The pipes and sewers of the United Kingdom are no stranger to foreign materials being flushed into them.
Lockdown brought that sharply into focus with parts of the country experiencing problems and blockages from paint, paper towels, wet wipes, newspapers, fat and even clothes.
None of those can hold a torch to what happens when concrete enters the nation’s pipework system, however. You do not need a degree in science to know that concrete sets rather hard and in sewers, that causes serious issues with damages running into hundreds of thousands of pounds.
Blockages caused by concrete are known as concretebergs and they are much more common than you might realise – we just don’t get to hear about them much as they are rarely acknowledged in public.
A report into concretebergs carried out by Construction News revealed that many incidents are covered by non-disclosure agreements between the contractor or persons responsible for the blockage and the water company whose network it occurs on.
These NDAs are put in place because costs are agreed between the parties out of court. Developers would rather pay off the water company for the damage and inconvenience caused than go through lengthy legal proceedings which might otherwise hold up construction.
There is some data available that highlights the problems caused by concretebergs. In 2017-18, Welsh Water experienced 220 blockages caused by cement, concrete rubble and bricks.
A concreteberg in Islington made headlines in 2019 due to its sheer size. 330 feet of concrete weighing as much as 20 elephants blocked three central London sewers on Thames Water’s network and cost £150,000 to remove.
Removing a concreteberg is a challenge. In Islington, it involved workers manually chipping away using tools including pneumatic drills and high-pressure jets until the blockage cleared.
While that was going on, wastewater tankers were needed on site 24 hours a day to remove sewerage which would have otherwise been unable to flow through the pipe network, eventually leading to contaminated water flooding into streets and nearby properties.
Sometimes, it is not possible to remove a concreteberg. One situation in London saw an egg-shaped brick sewer half-filled with concrete. Digging the concreteberg out would have been so costly and damaging to the existing sewer that it was decided to build a brand new sewer next to the ruined one instead.
The contractor responsible for the concreteberg had to pay for the replacement sewer and associated pipework with the costs running easily into six figures.
At this point, you might be wondering how concrete enters sewers and pipework systems. After all, you would have to be pretty foolish to knowingly pour a hard-setting material down a drain, although rogue builders have been known to do this.
The most common cause of concretebergs is piling during construction. As concrete is poured into the foundations of new buildings, it can sometimes escape into sewers.
Drains on construction sites are meant to be capped off to prevent this happening. Contractors should – somewhat ironically – use a layer of concrete to deliberately block off the sewer system, preventing any construction materials or waste from accessing the pipe network.
Other possible causes of concretebergs include when concrete walling – known as diaphragm walling – is used in the construction of massive tunnel shafts and basements.

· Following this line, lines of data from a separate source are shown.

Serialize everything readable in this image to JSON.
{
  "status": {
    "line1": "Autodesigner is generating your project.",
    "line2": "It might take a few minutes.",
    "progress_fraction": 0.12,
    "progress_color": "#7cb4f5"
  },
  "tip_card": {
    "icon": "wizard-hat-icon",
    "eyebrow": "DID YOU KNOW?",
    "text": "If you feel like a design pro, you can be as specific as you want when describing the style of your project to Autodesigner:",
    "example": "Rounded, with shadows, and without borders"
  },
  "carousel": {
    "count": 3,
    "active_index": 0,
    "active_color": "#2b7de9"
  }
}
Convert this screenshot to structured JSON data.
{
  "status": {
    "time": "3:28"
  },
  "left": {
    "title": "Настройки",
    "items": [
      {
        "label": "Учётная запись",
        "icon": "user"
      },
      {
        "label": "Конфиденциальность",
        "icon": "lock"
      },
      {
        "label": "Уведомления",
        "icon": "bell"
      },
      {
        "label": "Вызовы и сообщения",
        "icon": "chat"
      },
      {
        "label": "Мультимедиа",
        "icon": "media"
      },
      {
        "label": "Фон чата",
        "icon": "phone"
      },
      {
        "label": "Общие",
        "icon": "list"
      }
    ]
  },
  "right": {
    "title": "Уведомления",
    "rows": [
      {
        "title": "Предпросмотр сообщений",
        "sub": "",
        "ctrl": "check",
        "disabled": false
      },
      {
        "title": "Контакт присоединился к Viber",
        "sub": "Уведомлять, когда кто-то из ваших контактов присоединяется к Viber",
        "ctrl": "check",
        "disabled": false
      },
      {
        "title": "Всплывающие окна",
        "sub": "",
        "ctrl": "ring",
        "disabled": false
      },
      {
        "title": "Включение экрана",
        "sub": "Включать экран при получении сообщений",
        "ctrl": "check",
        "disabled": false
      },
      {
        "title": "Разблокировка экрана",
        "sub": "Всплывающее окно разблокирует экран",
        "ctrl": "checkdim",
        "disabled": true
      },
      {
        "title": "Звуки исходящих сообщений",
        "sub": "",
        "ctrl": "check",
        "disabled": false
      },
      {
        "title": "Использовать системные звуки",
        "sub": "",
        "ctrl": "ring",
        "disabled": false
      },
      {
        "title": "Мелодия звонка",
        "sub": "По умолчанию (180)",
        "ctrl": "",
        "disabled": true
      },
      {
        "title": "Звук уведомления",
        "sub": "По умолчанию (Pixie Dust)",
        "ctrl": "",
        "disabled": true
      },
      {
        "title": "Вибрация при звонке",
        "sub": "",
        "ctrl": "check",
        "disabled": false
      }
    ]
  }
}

Installing a horizontal strip foundation made of concrete can also lead to contractors accidentally breaking into sewers and there have been suggestions in the past that contractors washing out concrete mixers with water which then flows into open drains could be a contributor.
Once concrete begins pouring into a sewer, it will travel for between 328 and 984 feet before it begins to set. The curing process takes 24-48 hours, which means that problems are only identified two days after the concrete entered the system when drains stop working and toilets fail to flush.
On occasions, concretebergs can be unknowingly caused by construction firms. One rare example of a contested liability case making it all the way to court came in 2008 when Northumbrian Water alleged that a firm employed by Sir Robert McAlpine had tapped into and blocked a drain with concrete in Newcastle.
The contractor argued that it could not be held responsible as the sewer appeared on just one planning document from 1908. The drain had not been mapped once for 100 years and nobody was aware of its existence until the concreteberg appeared.
Incidents like the one in Newcastle involving unchartered sewers are rare, but they do happen. Until Britain’s vast underground network of pipes, sewers, cables and tunnels is properly mapped – as ordnance survey have proposed should be done – then there will be a chance that an unknown facility could become inadvertently damaged.
It is not just construction firms and building sites that need to watch whether concrete is entering a sewer. Homeowners using cement in DIY tasks might think that disposing of a small quantity of concrete via their drains is safe, but even that will set hard inside the pipe network and prevent wastewater from flowing properly.
If you need to dispose of concrete or other excess building materials, then you should wait for it set and then remove it as one solid mass.